[Supplied material — start]

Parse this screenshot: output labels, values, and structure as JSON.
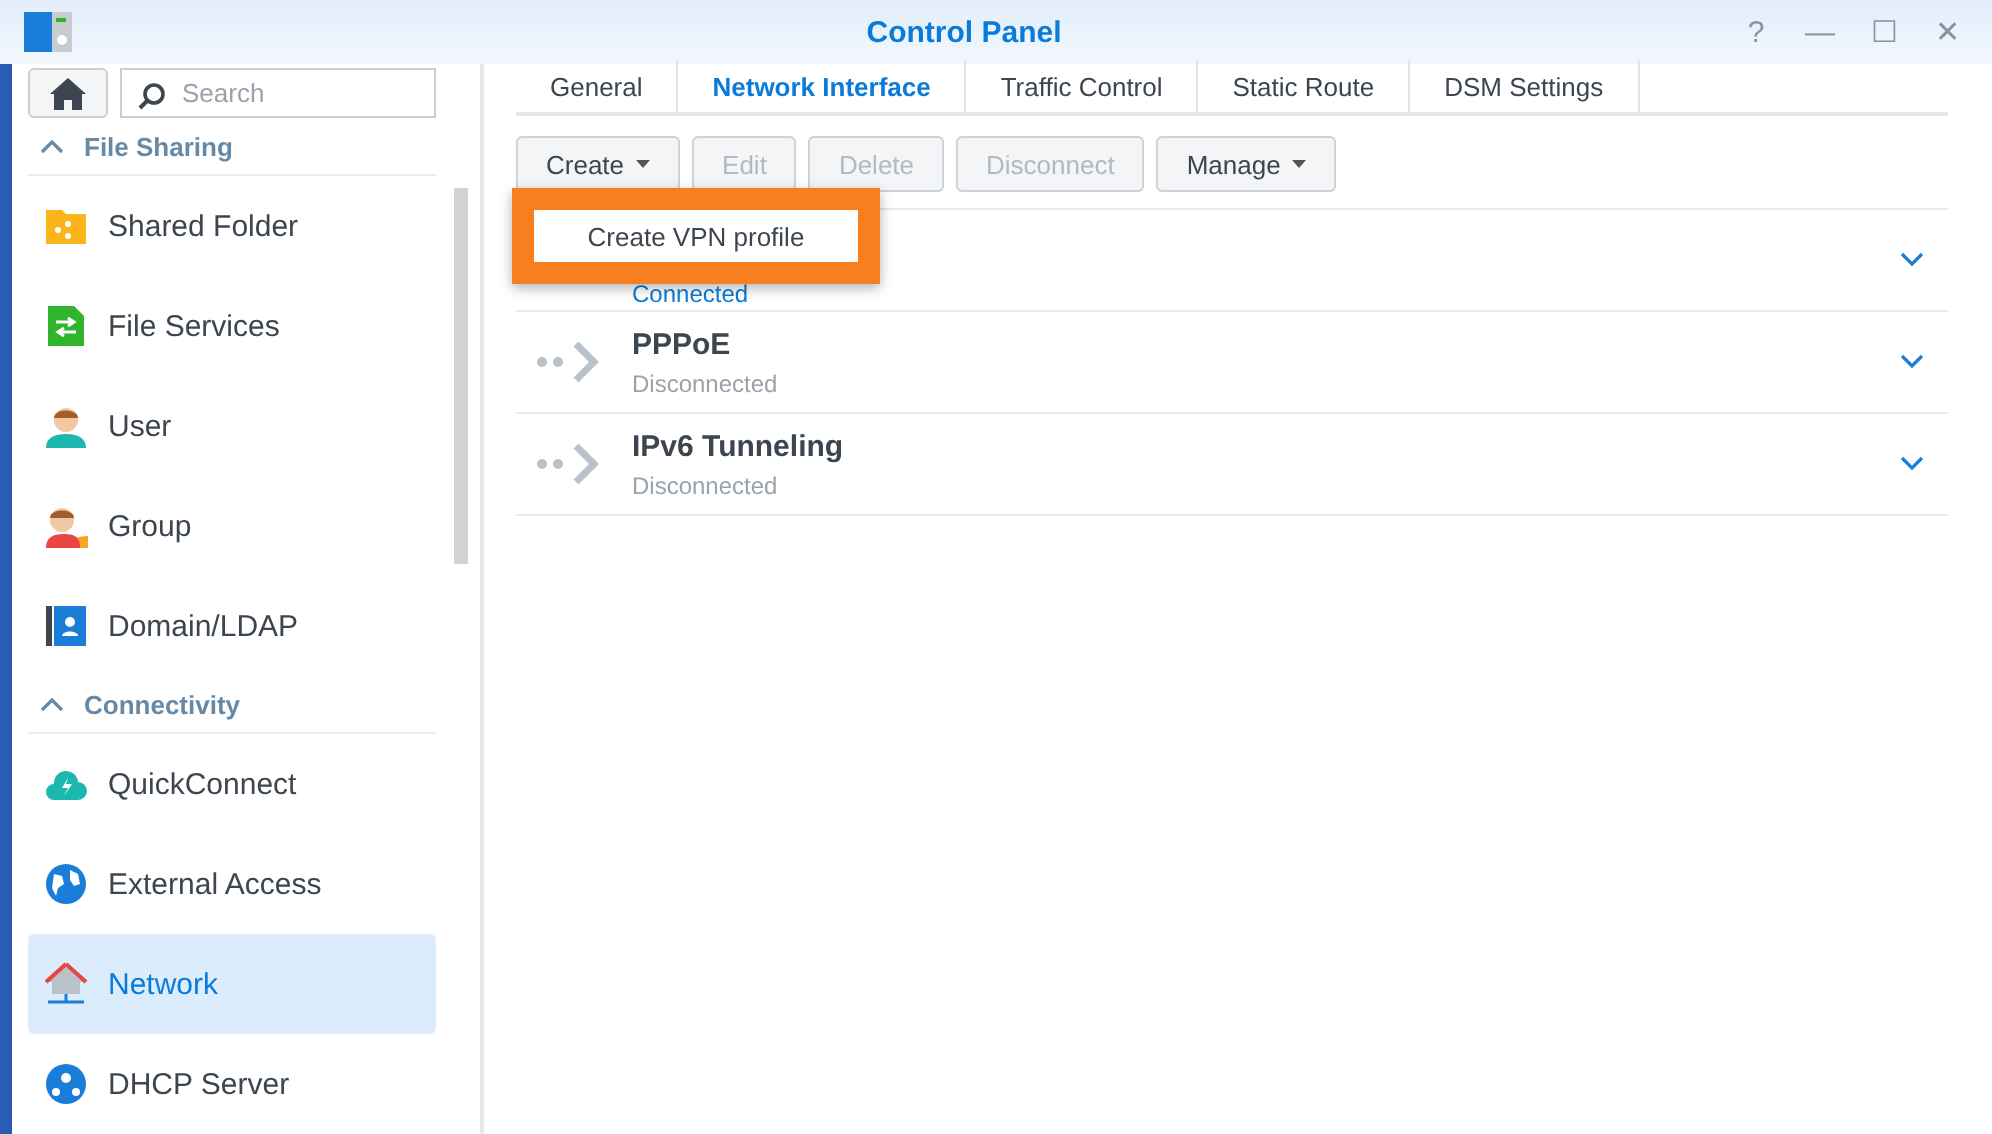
{
  "window": {
    "title": "Control Panel",
    "controls": [
      "?",
      "—",
      "☐",
      "✕"
    ]
  },
  "search": {
    "placeholder": "Search"
  },
  "sidebar": {
    "sections": [
      {
        "title": "File Sharing",
        "expanded": true,
        "items": [
          {
            "label": "Shared Folder",
            "selected": false
          },
          {
            "label": "File Services",
            "selected": false
          },
          {
            "label": "User",
            "selected": false
          },
          {
            "label": "Group",
            "selected": false
          },
          {
            "label": "Domain/LDAP",
            "selected": false
          }
        ]
      },
      {
        "title": "Connectivity",
        "expanded": true,
        "items": [
          {
            "label": "QuickConnect",
            "selected": false
          },
          {
            "label": "External Access",
            "selected": false
          },
          {
            "label": "Network",
            "selected": true
          },
          {
            "label": "DHCP Server",
            "selected": false
          }
        ]
      }
    ]
  },
  "tabs": [
    {
      "label": "General",
      "selected": false
    },
    {
      "label": "Network Interface",
      "selected": true
    },
    {
      "label": "Traffic Control",
      "selected": false
    },
    {
      "label": "Static Route",
      "selected": false
    },
    {
      "label": "DSM Settings",
      "selected": false
    }
  ],
  "toolbar": [
    {
      "label": "Create",
      "disabled": false,
      "dropdown": true
    },
    {
      "label": "Edit",
      "disabled": true,
      "dropdown": false
    },
    {
      "label": "Delete",
      "disabled": true,
      "dropdown": false
    },
    {
      "label": "Disconnect",
      "disabled": true,
      "dropdown": false
    },
    {
      "label": "Manage",
      "disabled": false,
      "dropdown": true
    }
  ],
  "menu": {
    "items": [
      "Create VPN profile"
    ],
    "highlighted": true
  },
  "interfaces": [
    {
      "status": "Connected",
      "connected": true
    },
    {
      "name": "PPPoE",
      "status": "Disconnected",
      "connected": false
    },
    {
      "name": "IPv6 Tunneling",
      "status": "Disconnected",
      "connected": false
    }
  ]
}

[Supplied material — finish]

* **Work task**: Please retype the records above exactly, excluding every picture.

* **Answer space**:
Parse this screenshot: output labels, values, and structure as JSON.
{
  "window": {
    "title": "Control Panel",
    "controls": [
      "?",
      "—",
      "☐",
      "✕"
    ]
  },
  "search": {
    "placeholder": "Search"
  },
  "sidebar": {
    "sections": [
      {
        "title": "File Sharing",
        "expanded": true,
        "items": [
          {
            "label": "Shared Folder",
            "selected": false
          },
          {
            "label": "File Services",
            "selected": false
          },
          {
            "label": "User",
            "selected": false
          },
          {
            "label": "Group",
            "selected": false
          },
          {
            "label": "Domain/LDAP",
            "selected": false
          }
        ]
      },
      {
        "title": "Connectivity",
        "expanded": true,
        "items": [
          {
            "label": "QuickConnect",
            "selected": false
          },
          {
            "label": "External Access",
            "selected": false
          },
          {
            "label": "Network",
            "selected": true
          },
          {
            "label": "DHCP Server",
            "selected": false
          }
        ]
      }
    ]
  },
  "tabs": [
    {
      "label": "General",
      "selected": false
    },
    {
      "label": "Network Interface",
      "selected": true
    },
    {
      "label": "Traffic Control",
      "selected": false
    },
    {
      "label": "Static Route",
      "selected": false
    },
    {
      "label": "DSM Settings",
      "selected": false
    }
  ],
  "toolbar": [
    {
      "label": "Create",
      "disabled": false,
      "dropdown": true
    },
    {
      "label": "Edit",
      "disabled": true,
      "dropdown": false
    },
    {
      "label": "Delete",
      "disabled": true,
      "dropdown": false
    },
    {
      "label": "Disconnect",
      "disabled": true,
      "dropdown": false
    },
    {
      "label": "Manage",
      "disabled": false,
      "dropdown": true
    }
  ],
  "menu": {
    "items": [
      "Create VPN profile"
    ],
    "highlighted": true
  },
  "interfaces": [
    {
      "status": "Connected",
      "connected": true
    },
    {
      "name": "PPPoE",
      "status": "Disconnected",
      "connected": false
    },
    {
      "name": "IPv6 Tunneling",
      "status": "Disconnected",
      "connected": false
    }
  ]
}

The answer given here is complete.